↓

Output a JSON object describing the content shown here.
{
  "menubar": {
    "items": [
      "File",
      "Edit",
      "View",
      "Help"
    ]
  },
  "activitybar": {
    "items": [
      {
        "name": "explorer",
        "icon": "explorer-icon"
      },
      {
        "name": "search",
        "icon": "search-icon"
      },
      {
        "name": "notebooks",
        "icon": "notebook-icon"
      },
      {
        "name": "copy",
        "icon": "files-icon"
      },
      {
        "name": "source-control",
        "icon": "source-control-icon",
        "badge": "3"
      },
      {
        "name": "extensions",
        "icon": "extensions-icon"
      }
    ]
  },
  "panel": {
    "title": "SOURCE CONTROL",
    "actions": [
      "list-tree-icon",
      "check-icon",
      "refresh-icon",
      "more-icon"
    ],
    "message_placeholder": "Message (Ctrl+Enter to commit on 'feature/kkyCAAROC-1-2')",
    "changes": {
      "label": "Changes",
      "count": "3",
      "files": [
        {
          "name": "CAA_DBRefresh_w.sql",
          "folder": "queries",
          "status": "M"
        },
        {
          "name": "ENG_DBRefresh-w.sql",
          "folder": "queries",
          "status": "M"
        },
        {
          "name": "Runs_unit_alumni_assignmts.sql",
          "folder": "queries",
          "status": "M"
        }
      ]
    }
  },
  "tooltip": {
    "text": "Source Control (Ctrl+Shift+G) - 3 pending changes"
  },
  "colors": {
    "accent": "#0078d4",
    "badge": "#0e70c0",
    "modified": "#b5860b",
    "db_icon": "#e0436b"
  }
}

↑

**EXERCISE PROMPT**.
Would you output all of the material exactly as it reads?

**COMPLETED TASK**.
Output a JSON object describing the content shown here.
{
  "menubar": {
    "items": [
      "File",
      "Edit",
      "View",
      "Help"
    ]
  },
  "activitybar": {
    "items": [
      {
        "name": "explorer",
        "icon": "explorer-icon"
      },
      {
        "name": "search",
        "icon": "search-icon"
      },
      {
        "name": "notebooks",
        "icon": "notebook-icon"
      },
      {
        "name": "copy",
        "icon": "files-icon"
      },
      {
        "name": "source-control",
        "icon": "source-control-icon",
        "badge": "3"
      },
      {
        "name": "extensions",
        "icon": "extensions-icon"
      }
    ]
  },
  "panel": {
    "title": "SOURCE CONTROL",
    "actions": [
      "list-tree-icon",
      "check-icon",
      "refresh-icon",
      "more-icon"
    ],
    "message_placeholder": "Message (Ctrl+Enter to commit on 'feature/kkyCAAROC-1-2')",
    "changes": {
      "label": "Changes",
      "count": "3",
      "files": [
        {
          "name": "CAA_DBRefresh_w.sql",
          "folder": "queries",
          "status": "M"
        },
        {
          "name": "ENG_DBRefresh-w.sql",
          "folder": "queries",
          "status": "M"
        },
        {
          "name": "Runs_unit_alumni_assignmts.sql",
          "folder": "queries",
          "status": "M"
        }
      ]
    }
  },
  "tooltip": {
    "text": "Source Control (Ctrl+Shift+G) - 3 pending changes"
  },
  "colors": {
    "accent": "#0078d4",
    "badge": "#0e70c0",
    "modified": "#b5860b",
    "db_icon": "#e0436b"
  }
}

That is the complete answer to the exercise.